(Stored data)
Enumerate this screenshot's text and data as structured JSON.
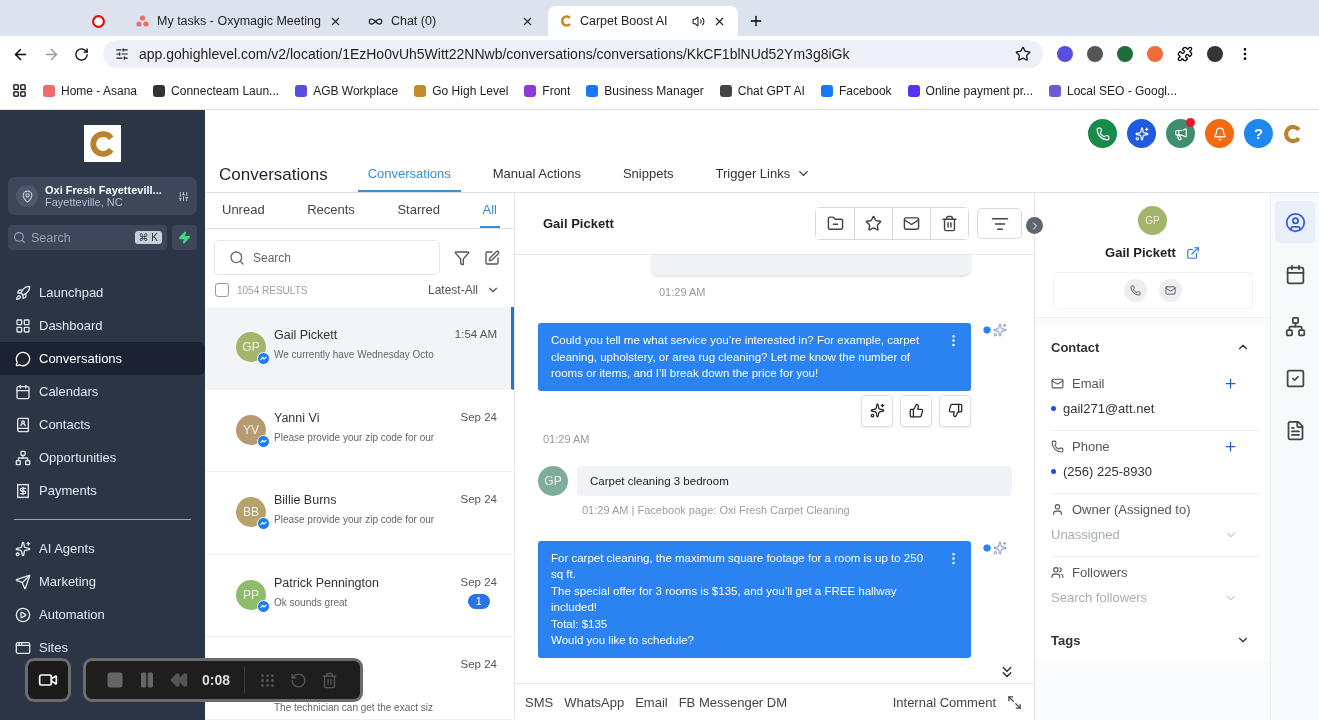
{
  "browser": {
    "tabs": [
      {
        "selected": false
      },
      {
        "title": "My tasks - Oxymagic Meeting",
        "selected": false
      },
      {
        "title": "Chat (0)",
        "selected": false
      },
      {
        "title": "Carpet Boost AI",
        "selected": true,
        "audio": true
      }
    ],
    "url": "app.gohighlevel.com/v2/location/1EzHo0vUh5Witt22NNwb/conversations/conversations/KkCF1blNUd52Ym3g8iGk",
    "bookmarks": [
      {
        "label": "Home - Asana",
        "color": "#f06a6a"
      },
      {
        "label": "Connecteam Laun...",
        "color": "#333333"
      },
      {
        "label": "AGB Workplace",
        "color": "#5b4ce0"
      },
      {
        "label": "Go High Level",
        "color": "#c48a2c"
      },
      {
        "label": "Front",
        "color": "#8a3ad6"
      },
      {
        "label": "Business Manager",
        "color": "#1877f2"
      },
      {
        "label": "Chat GPT AI",
        "color": "#444444"
      },
      {
        "label": "Facebook",
        "color": "#1877f2"
      },
      {
        "label": "Online payment pr...",
        "color": "#5a31f4"
      },
      {
        "label": "Local SEO - Googl...",
        "color": "#6b5bd6"
      }
    ]
  },
  "sidebar": {
    "location": {
      "name": "Oxi Fresh Fayettevill...",
      "city": "Fayetteville, NC"
    },
    "search": {
      "placeholder": "Search",
      "shortcut": "⌘ K"
    },
    "groups": [
      [
        {
          "label": "Launchpad",
          "selected": false
        },
        {
          "label": "Dashboard",
          "selected": false
        },
        {
          "label": "Conversations",
          "selected": true
        },
        {
          "label": "Calendars",
          "selected": false
        },
        {
          "label": "Contacts",
          "selected": false
        },
        {
          "label": "Opportunities",
          "selected": false
        },
        {
          "label": "Payments",
          "selected": false
        }
      ],
      [
        {
          "label": "AI Agents",
          "selected": false
        },
        {
          "label": "Marketing",
          "selected": false
        },
        {
          "label": "Automation",
          "selected": false
        },
        {
          "label": "Sites",
          "selected": false
        }
      ]
    ]
  },
  "header": {
    "title": "Conversations",
    "tabs": [
      {
        "label": "Conversations",
        "selected": true,
        "dropdown": false
      },
      {
        "label": "Manual Actions",
        "selected": false,
        "dropdown": false
      },
      {
        "label": "Snippets",
        "selected": false,
        "dropdown": false
      },
      {
        "label": "Trigger Links",
        "selected": false,
        "dropdown": true
      }
    ],
    "actions": [
      {
        "color": "#188a4a",
        "dot": false
      },
      {
        "color": "#1f5be0",
        "dot": false
      },
      {
        "color": "#3f8f6f",
        "dot": true
      },
      {
        "color": "#f36a12",
        "dot": false
      },
      {
        "color": "#1e88f0",
        "dot": false
      }
    ],
    "help_label": "?"
  },
  "inbox": {
    "filters": [
      {
        "label": "Unread",
        "selected": false
      },
      {
        "label": "Recents",
        "selected": false
      },
      {
        "label": "Starred",
        "selected": false
      },
      {
        "label": "All",
        "selected": true
      }
    ],
    "search": {
      "placeholder": "Search"
    },
    "select_all": {
      "checked": false
    },
    "results": "1054 RESULTS",
    "sort": "Latest-All",
    "conversations": [
      {
        "initials": "GP",
        "color": "#a3b56b",
        "name": "Gail Pickett",
        "preview": "We currently have Wednesday Octo",
        "time": "1:54 AM",
        "selected": true
      },
      {
        "initials": "YV",
        "color": "#b59a72",
        "name": "Yanni Vi",
        "preview": "Please provide your zip code for our",
        "time": "Sep 24",
        "selected": false
      },
      {
        "initials": "BB",
        "color": "#b8a26c",
        "name": "Billie Burns",
        "preview": "Please provide your zip code for our",
        "time": "Sep 24",
        "selected": false
      },
      {
        "initials": "PP",
        "color": "#8bbd6b",
        "name": "Patrick Pennington",
        "preview": "Ok sounds great",
        "time": "Sep 24",
        "selected": false,
        "unread": "1"
      },
      {
        "preview": "The technician can get the exact siz",
        "time": "Sep 24",
        "selected": false
      }
    ]
  },
  "chat": {
    "contact": "Gail Pickett",
    "messages": [
      {
        "kind": "stub",
        "time": "01:29 AM"
      },
      {
        "kind": "outgoing",
        "text": "Could you tell me what service you’re interested in? For example, carpet cleaning, upholstery, or area rug cleaning? Let me know the number of rooms or items, and I’ll break down the price for you!",
        "feedback": true
      },
      {
        "kind": "time",
        "text": "01:29 AM"
      },
      {
        "kind": "incoming",
        "initials": "GP",
        "text": "Carpet cleaning 3 bedroom",
        "meta": "01:29 AM | Facebook page: Oxi Fresh Carpet Cleaning"
      },
      {
        "kind": "outgoing",
        "text": "For carpet cleaning, the maximum square footage for a room is up to 250 sq ft.\nThe special offer for 3 rooms is $135, and you’ll get a FREE hallway included!\nTotal: $135\nWould you like to schedule?",
        "feedback": false
      }
    ],
    "channels": [
      "SMS",
      "WhatsApp",
      "Email",
      "FB Messenger DM"
    ],
    "internal": "Internal Comment"
  },
  "contact": {
    "initials": "GP",
    "name": "Gail Pickett",
    "sections": [
      {
        "title": "Contact",
        "expanded": true
      },
      {
        "title": "Tags",
        "expanded": false
      }
    ],
    "fields": [
      {
        "kind": "list",
        "label": "Email",
        "value": "gail271@att.net"
      },
      {
        "kind": "list",
        "label": "Phone",
        "value": "(256) 225-8930"
      },
      {
        "kind": "select",
        "label": "Owner (Assigned to)",
        "placeholder": "Unassigned"
      },
      {
        "kind": "select",
        "label": "Followers",
        "placeholder": "Search followers"
      }
    ],
    "rail": [
      {
        "selected": true
      },
      {
        "selected": false
      },
      {
        "selected": false
      },
      {
        "selected": false
      },
      {
        "selected": false
      }
    ]
  },
  "recorder": {
    "elapsed": "0:08"
  }
}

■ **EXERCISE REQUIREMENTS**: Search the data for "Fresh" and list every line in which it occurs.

■ **TASK SOLUTION**:
      "name": "Oxi Fresh Fayettevill...",
        "meta": "01:29 AM | Facebook page: Oxi Fresh Carpet Cleaning"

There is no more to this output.